> **GOAL OF THE EXERCISE**: Only the lines holding "title" are wanted. Copy every one from the records below.

_ _ _ _ _ _ _

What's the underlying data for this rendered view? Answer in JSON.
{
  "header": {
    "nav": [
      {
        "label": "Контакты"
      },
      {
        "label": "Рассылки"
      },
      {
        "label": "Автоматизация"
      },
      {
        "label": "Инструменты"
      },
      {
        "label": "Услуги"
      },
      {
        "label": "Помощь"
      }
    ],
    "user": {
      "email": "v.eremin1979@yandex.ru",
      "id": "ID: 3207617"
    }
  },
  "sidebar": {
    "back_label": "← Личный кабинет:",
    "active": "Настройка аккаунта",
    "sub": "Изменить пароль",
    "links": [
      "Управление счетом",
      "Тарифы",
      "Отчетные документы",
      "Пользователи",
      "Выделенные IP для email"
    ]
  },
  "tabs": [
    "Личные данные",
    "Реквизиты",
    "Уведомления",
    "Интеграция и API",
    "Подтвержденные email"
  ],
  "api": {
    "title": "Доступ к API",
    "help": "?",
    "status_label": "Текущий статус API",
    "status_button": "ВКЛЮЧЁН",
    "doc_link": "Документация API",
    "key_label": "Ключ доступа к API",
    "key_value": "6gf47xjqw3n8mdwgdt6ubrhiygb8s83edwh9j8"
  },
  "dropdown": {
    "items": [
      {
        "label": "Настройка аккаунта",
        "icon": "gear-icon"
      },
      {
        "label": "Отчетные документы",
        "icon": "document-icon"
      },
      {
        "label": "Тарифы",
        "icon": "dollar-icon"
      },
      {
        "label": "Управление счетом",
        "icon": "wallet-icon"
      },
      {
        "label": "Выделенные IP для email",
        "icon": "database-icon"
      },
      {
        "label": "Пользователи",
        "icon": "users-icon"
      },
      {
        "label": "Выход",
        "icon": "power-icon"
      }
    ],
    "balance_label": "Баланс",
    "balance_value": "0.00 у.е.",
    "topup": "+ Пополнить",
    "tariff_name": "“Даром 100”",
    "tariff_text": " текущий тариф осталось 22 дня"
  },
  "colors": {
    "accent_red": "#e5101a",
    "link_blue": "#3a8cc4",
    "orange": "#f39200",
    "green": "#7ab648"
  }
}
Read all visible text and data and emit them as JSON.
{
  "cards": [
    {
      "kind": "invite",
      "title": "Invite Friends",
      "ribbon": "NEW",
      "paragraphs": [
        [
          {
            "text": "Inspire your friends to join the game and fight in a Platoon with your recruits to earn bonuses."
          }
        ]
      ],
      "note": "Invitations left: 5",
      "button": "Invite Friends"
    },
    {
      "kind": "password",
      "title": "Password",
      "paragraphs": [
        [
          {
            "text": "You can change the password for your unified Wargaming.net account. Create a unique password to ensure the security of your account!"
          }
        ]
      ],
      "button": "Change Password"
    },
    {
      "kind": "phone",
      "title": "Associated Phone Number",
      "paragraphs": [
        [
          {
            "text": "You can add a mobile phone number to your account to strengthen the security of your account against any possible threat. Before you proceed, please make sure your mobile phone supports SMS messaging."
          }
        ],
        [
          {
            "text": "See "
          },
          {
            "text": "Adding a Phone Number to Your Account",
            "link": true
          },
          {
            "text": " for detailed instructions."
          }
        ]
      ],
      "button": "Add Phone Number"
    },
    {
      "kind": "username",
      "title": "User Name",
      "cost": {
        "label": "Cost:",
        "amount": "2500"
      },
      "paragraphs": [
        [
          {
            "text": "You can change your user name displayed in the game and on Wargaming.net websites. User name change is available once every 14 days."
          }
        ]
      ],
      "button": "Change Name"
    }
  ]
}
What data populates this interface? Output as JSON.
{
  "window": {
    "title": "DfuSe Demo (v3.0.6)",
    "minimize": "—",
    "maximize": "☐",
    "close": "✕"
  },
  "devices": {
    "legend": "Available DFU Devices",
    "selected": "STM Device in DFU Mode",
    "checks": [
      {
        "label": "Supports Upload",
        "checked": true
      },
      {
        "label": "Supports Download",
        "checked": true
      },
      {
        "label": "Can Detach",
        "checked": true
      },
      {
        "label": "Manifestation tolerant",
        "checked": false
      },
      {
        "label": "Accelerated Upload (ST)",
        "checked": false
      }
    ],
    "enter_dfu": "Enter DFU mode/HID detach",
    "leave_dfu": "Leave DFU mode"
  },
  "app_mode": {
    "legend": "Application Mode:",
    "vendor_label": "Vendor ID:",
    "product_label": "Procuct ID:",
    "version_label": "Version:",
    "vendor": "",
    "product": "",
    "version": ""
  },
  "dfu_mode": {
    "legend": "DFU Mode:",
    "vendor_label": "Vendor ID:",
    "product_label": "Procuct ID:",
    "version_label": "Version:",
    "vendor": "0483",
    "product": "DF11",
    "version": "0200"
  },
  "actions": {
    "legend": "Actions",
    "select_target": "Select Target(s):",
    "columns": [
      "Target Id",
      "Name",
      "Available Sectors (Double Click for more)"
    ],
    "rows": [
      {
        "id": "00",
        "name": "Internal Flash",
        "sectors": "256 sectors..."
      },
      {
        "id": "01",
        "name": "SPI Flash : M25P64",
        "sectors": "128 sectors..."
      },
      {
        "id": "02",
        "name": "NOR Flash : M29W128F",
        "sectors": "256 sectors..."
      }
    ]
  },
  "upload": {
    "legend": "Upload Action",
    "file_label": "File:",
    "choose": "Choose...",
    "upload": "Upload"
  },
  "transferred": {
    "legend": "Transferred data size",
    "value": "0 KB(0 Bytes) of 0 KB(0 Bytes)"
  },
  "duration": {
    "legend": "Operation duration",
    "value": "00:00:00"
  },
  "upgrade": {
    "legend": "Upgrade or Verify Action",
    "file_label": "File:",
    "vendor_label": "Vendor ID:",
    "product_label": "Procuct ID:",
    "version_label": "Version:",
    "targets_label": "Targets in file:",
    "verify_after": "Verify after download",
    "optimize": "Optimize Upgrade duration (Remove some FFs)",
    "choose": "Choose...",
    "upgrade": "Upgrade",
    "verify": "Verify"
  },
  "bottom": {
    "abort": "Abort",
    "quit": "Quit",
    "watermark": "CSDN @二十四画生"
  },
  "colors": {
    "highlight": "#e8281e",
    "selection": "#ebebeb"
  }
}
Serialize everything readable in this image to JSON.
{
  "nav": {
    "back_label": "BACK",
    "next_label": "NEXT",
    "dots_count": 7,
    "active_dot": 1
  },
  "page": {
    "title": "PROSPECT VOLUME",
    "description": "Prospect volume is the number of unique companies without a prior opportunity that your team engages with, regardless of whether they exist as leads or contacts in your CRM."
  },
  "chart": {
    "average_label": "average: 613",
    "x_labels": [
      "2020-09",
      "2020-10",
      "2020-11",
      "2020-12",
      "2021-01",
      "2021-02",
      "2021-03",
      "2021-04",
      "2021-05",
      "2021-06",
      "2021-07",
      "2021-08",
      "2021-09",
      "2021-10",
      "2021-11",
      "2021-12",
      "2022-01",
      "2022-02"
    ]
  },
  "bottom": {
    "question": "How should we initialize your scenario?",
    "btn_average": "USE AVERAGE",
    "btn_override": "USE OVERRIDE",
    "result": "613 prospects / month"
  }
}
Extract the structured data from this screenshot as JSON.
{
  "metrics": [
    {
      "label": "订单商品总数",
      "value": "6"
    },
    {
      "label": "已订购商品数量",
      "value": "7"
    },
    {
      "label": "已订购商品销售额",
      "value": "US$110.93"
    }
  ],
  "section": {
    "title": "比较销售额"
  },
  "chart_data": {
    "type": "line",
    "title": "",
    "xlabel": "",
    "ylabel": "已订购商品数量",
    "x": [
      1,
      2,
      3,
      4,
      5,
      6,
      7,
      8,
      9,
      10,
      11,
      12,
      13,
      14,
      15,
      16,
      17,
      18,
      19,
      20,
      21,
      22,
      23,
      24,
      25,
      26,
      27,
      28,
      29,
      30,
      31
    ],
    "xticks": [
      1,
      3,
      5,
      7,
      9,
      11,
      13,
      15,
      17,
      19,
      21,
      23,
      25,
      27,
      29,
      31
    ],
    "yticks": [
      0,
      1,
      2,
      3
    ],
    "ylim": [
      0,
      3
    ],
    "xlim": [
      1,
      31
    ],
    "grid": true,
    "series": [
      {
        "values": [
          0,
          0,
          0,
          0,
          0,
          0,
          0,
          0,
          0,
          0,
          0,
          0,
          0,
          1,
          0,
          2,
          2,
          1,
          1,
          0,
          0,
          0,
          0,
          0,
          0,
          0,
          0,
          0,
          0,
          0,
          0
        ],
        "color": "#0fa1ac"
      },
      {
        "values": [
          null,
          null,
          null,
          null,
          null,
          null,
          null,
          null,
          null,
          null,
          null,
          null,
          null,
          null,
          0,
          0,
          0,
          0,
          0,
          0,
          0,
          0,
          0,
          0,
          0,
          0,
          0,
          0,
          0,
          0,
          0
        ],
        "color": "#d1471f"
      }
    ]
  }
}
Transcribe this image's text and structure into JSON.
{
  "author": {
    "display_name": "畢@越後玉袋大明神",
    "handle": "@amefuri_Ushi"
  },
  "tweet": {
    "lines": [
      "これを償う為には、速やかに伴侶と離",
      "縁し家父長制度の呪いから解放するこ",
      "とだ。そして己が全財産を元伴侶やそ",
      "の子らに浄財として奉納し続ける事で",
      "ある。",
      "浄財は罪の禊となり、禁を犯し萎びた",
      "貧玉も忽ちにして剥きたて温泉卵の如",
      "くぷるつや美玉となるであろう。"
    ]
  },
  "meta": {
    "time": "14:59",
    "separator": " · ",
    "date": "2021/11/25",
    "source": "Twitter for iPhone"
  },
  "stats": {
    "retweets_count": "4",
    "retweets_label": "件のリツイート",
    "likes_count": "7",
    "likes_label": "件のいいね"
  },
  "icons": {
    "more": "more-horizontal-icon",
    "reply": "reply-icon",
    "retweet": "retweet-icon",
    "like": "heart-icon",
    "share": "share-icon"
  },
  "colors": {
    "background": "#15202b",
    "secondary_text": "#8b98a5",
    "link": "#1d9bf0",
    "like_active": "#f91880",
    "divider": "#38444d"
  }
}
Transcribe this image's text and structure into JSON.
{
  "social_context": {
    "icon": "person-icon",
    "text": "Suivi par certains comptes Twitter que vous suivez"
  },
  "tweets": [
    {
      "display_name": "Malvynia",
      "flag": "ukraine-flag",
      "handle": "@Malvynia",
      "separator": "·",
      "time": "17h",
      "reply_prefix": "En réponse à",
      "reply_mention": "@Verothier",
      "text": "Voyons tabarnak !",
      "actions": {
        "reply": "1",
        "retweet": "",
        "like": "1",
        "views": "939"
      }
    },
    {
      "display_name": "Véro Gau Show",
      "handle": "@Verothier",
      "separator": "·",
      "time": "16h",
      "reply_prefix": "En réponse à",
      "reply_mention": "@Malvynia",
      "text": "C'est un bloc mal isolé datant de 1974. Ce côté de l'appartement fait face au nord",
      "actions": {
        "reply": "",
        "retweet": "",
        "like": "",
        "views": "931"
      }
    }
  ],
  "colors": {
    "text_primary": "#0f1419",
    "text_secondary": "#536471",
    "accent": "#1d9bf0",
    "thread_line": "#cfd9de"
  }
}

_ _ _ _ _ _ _

> **RESPONSE AREA**:
    "title": "Доступ к API",
      "title": "Invite Friends",
      "title": "Password",
      "title": "Associated Phone Number",
      "title": "User Name",
    "title": "DfuSe Demo (v3.0.6)",
    "title": "PROSPECT VOLUME",
    "title": "比较销售额"
    "title": "",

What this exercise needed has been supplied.